* Data in this exercise
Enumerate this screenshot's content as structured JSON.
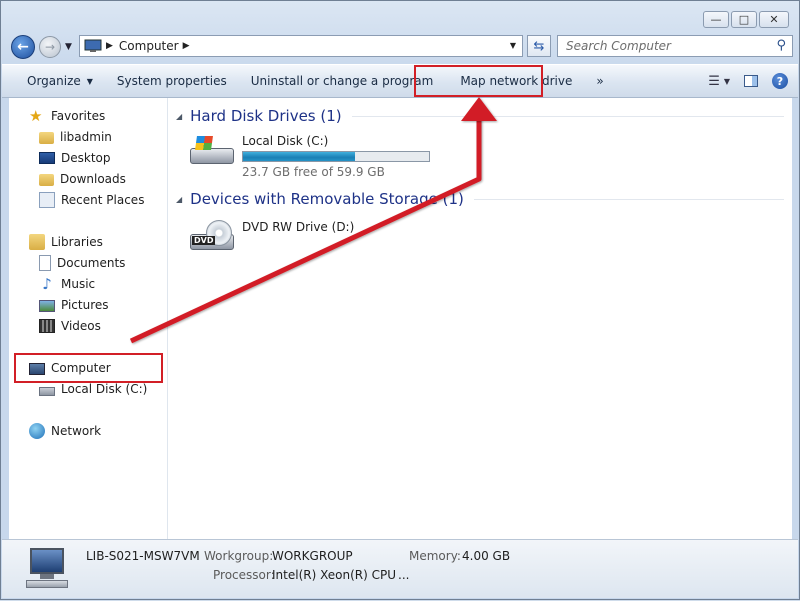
{
  "window": {
    "caption_buttons": [
      "minimize",
      "maximize",
      "close"
    ]
  },
  "nav": {
    "breadcrumb": "Computer",
    "search_placeholder": "Search Computer"
  },
  "toolbar": {
    "organize": "Organize",
    "system_properties": "System properties",
    "uninstall": "Uninstall or change a program",
    "map_network_drive": "Map network drive",
    "more": "»"
  },
  "sidebar": {
    "favorites": "Favorites",
    "favorites_items": [
      "libadmin",
      "Desktop",
      "Downloads",
      "Recent Places"
    ],
    "libraries": "Libraries",
    "libraries_items": [
      "Documents",
      "Music",
      "Pictures",
      "Videos"
    ],
    "computer": "Computer",
    "computer_items": [
      "Local Disk (C:)"
    ],
    "network": "Network"
  },
  "content": {
    "hard_disk_header": "Hard Disk Drives (1)",
    "local_disk": {
      "name": "Local Disk (C:)",
      "free_text": "23.7 GB free of 59.9 GB",
      "used_fraction": 0.604
    },
    "removable_header": "Devices with Removable Storage (1)",
    "dvd": {
      "name": "DVD RW Drive (D:)",
      "badge": "DVD"
    }
  },
  "details": {
    "computer_name": "LIB-S021-MSW7VM",
    "workgroup_label": "Workgroup:",
    "workgroup_value": "WORKGROUP",
    "memory_label": "Memory:",
    "memory_value": "4.00 GB",
    "processor_label": "Processor:",
    "processor_value": "Intel(R) Xeon(R) CPU",
    "ellipsis": "..."
  },
  "colors": {
    "annotation_red": "#d21f26",
    "header_blue": "#1e3287",
    "bar_fill": "#1a7fb5"
  }
}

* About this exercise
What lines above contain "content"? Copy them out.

* Problem solution
Enumerate this screenshot's content as structured JSON.
  "content": {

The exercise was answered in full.